* **MATERIAL SHOWN**
====================

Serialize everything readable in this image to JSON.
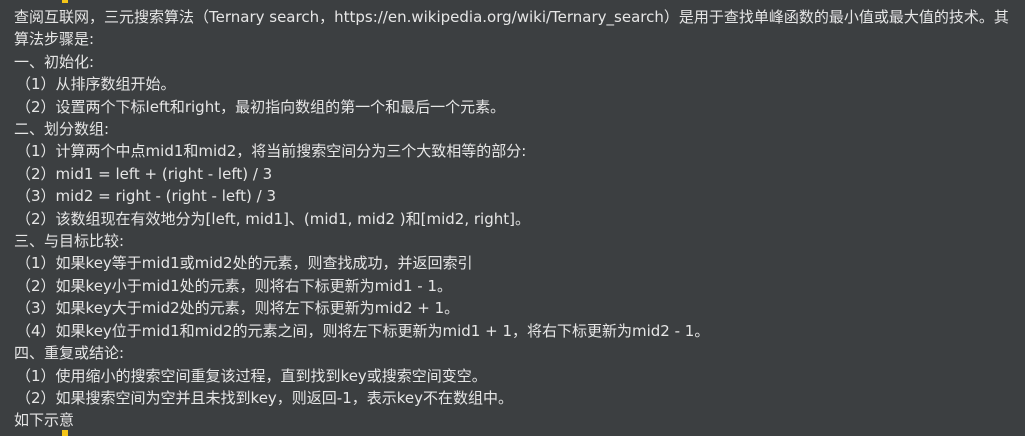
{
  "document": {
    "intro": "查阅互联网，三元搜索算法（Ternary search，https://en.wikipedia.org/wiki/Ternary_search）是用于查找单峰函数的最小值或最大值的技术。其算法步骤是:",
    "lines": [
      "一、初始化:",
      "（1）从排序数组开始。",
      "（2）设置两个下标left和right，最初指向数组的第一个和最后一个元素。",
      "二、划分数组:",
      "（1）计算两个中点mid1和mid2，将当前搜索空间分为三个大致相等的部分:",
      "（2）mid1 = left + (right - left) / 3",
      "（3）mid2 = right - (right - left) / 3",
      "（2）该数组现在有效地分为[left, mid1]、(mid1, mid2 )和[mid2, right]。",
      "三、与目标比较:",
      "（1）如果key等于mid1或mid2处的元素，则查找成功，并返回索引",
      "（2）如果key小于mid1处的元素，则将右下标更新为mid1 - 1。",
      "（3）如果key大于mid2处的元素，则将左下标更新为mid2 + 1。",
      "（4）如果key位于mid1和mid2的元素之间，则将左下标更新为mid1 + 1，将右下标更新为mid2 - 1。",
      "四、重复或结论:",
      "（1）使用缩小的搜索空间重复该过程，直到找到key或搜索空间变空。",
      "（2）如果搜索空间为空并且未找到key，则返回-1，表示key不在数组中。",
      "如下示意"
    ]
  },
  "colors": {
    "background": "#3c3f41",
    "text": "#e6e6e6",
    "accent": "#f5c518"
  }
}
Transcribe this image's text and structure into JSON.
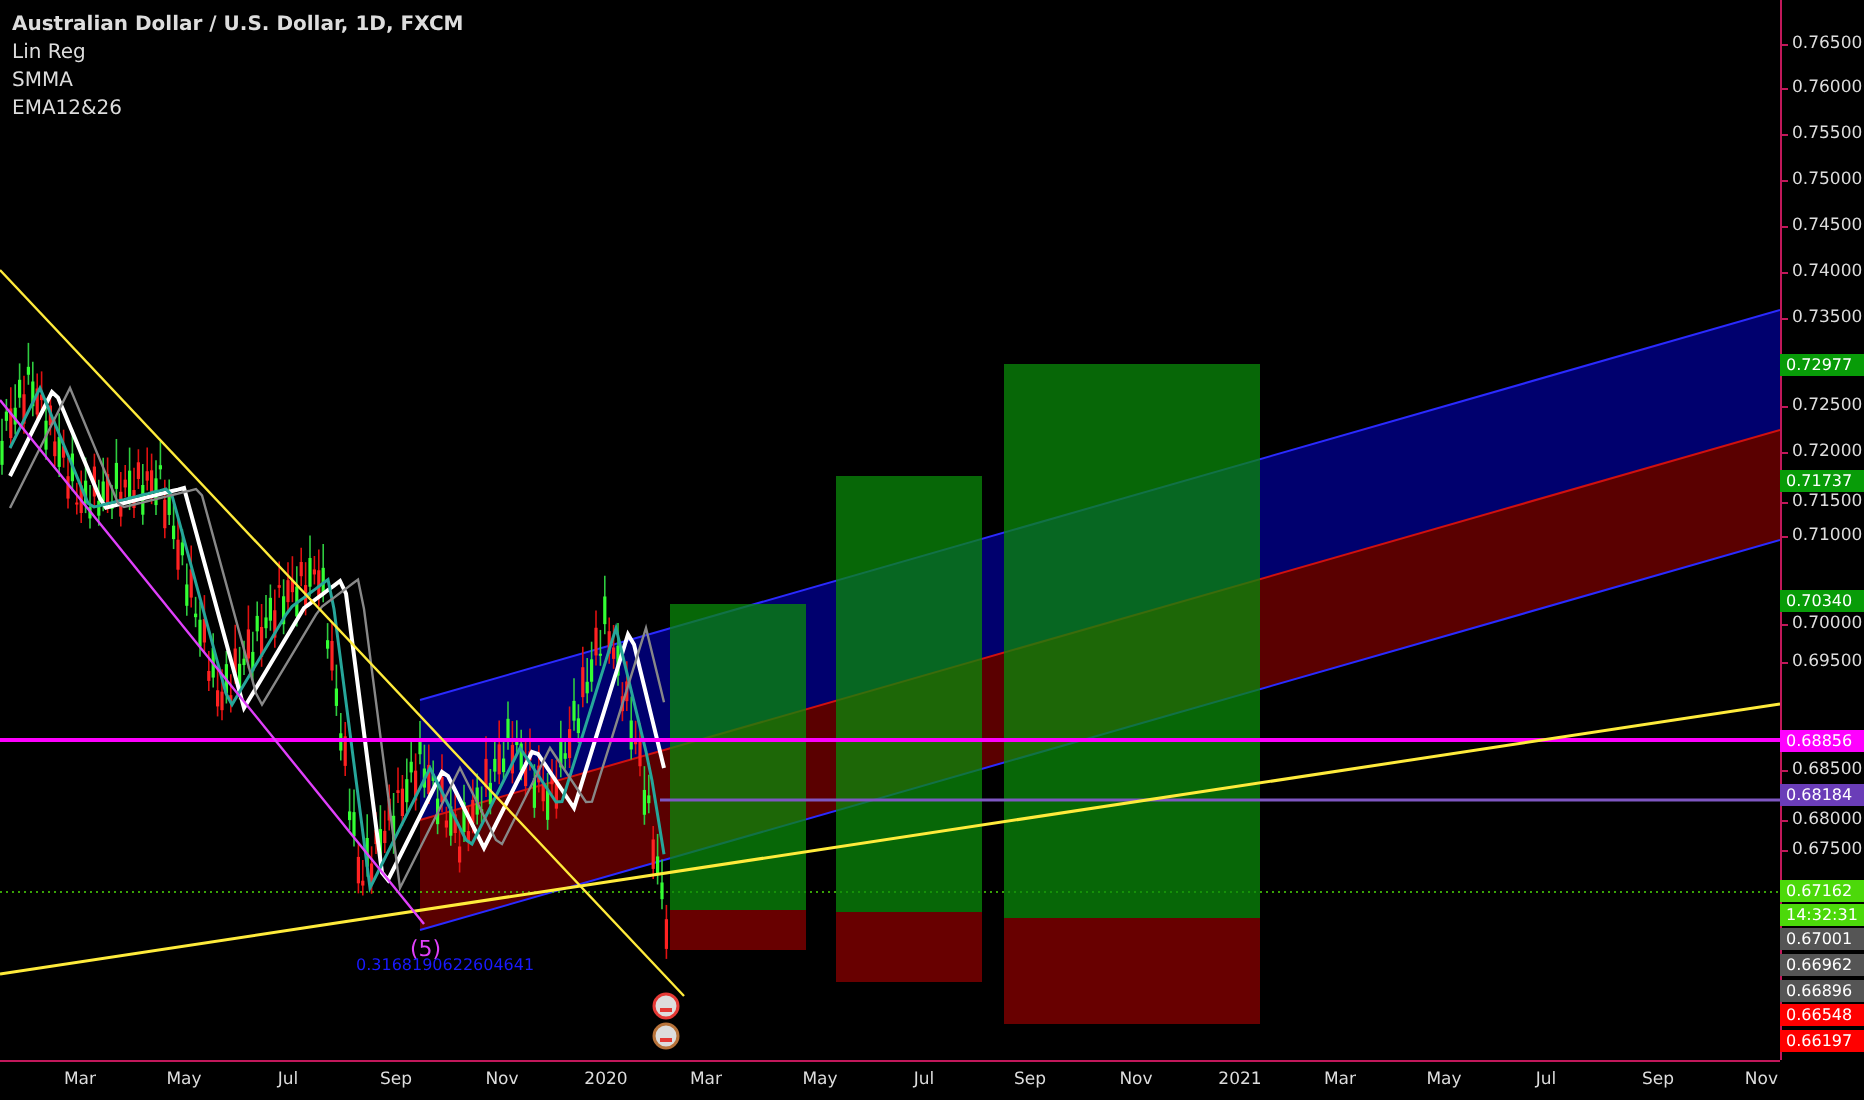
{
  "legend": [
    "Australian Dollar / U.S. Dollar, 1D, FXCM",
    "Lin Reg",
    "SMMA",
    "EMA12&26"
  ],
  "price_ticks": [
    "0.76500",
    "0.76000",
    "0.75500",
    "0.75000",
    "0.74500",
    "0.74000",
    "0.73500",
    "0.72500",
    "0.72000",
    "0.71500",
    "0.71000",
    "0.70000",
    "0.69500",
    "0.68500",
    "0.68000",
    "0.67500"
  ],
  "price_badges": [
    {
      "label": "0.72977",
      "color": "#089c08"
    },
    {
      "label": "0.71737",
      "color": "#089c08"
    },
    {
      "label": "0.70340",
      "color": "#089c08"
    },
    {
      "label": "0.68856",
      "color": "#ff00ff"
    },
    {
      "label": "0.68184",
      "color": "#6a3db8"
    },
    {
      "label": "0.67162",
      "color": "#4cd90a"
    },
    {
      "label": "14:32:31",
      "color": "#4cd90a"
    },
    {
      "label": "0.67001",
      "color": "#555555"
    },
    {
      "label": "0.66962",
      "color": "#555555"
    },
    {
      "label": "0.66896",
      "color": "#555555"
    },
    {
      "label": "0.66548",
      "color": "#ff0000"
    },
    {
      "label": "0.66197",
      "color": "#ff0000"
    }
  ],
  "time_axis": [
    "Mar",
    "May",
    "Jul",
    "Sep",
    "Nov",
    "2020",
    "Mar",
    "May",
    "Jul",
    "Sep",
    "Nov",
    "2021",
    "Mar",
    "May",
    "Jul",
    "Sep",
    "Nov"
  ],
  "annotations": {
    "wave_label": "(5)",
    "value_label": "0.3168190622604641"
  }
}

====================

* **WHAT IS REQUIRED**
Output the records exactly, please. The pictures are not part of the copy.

* **WRITTEN RESPONSE**
Serialize everything readable in this image to JSON.
{
  "document": {
    "intro": "查阅互联网，三元搜索算法（Ternary search，https://en.wikipedia.org/wiki/Ternary_search）是用于查找单峰函数的最小值或最大值的技术。其算法步骤是:",
    "lines": [
      "一、初始化:",
      "（1）从排序数组开始。",
      "（2）设置两个下标left和right，最初指向数组的第一个和最后一个元素。",
      "二、划分数组:",
      "（1）计算两个中点mid1和mid2，将当前搜索空间分为三个大致相等的部分:",
      "（2）mid1 = left + (right - left) / 3",
      "（3）mid2 = right - (right - left) / 3",
      "（2）该数组现在有效地分为[left, mid1]、(mid1, mid2 )和[mid2, right]。",
      "三、与目标比较:",
      "（1）如果key等于mid1或mid2处的元素，则查找成功，并返回索引",
      "（2）如果key小于mid1处的元素，则将右下标更新为mid1 - 1。",
      "（3）如果key大于mid2处的元素，则将左下标更新为mid2 + 1。",
      "（4）如果key位于mid1和mid2的元素之间，则将左下标更新为mid1 + 1，将右下标更新为mid2 - 1。",
      "四、重复或结论:",
      "（1）使用缩小的搜索空间重复该过程，直到找到key或搜索空间变空。",
      "（2）如果搜索空间为空并且未找到key，则返回-1，表示key不在数组中。",
      "如下示意"
    ]
  },
  "colors": {
    "background": "#3c3f41",
    "text": "#e6e6e6",
    "accent": "#f5c518"
  }
}
Transcribe this image's text and structure into JSON.
{
  "legend": [
    "Australian Dollar / U.S. Dollar, 1D, FXCM",
    "Lin Reg",
    "SMMA",
    "EMA12&26"
  ],
  "price_ticks": [
    "0.76500",
    "0.76000",
    "0.75500",
    "0.75000",
    "0.74500",
    "0.74000",
    "0.73500",
    "0.72500",
    "0.72000",
    "0.71500",
    "0.71000",
    "0.70000",
    "0.69500",
    "0.68500",
    "0.68000",
    "0.67500"
  ],
  "price_badges": [
    {
      "label": "0.72977",
      "color": "#089c08"
    },
    {
      "label": "0.71737",
      "color": "#089c08"
    },
    {
      "label": "0.70340",
      "color": "#089c08"
    },
    {
      "label": "0.68856",
      "color": "#ff00ff"
    },
    {
      "label": "0.68184",
      "color": "#6a3db8"
    },
    {
      "label": "0.67162",
      "color": "#4cd90a"
    },
    {
      "label": "14:32:31",
      "color": "#4cd90a"
    },
    {
      "label": "0.67001",
      "color": "#555555"
    },
    {
      "label": "0.66962",
      "color": "#555555"
    },
    {
      "label": "0.66896",
      "color": "#555555"
    },
    {
      "label": "0.66548",
      "color": "#ff0000"
    },
    {
      "label": "0.66197",
      "color": "#ff0000"
    }
  ],
  "time_axis": [
    "Mar",
    "May",
    "Jul",
    "Sep",
    "Nov",
    "2020",
    "Mar",
    "May",
    "Jul",
    "Sep",
    "Nov",
    "2021",
    "Mar",
    "May",
    "Jul",
    "Sep",
    "Nov"
  ],
  "annotations": {
    "wave_label": "(5)",
    "value_label": "0.3168190622604641"
  }
}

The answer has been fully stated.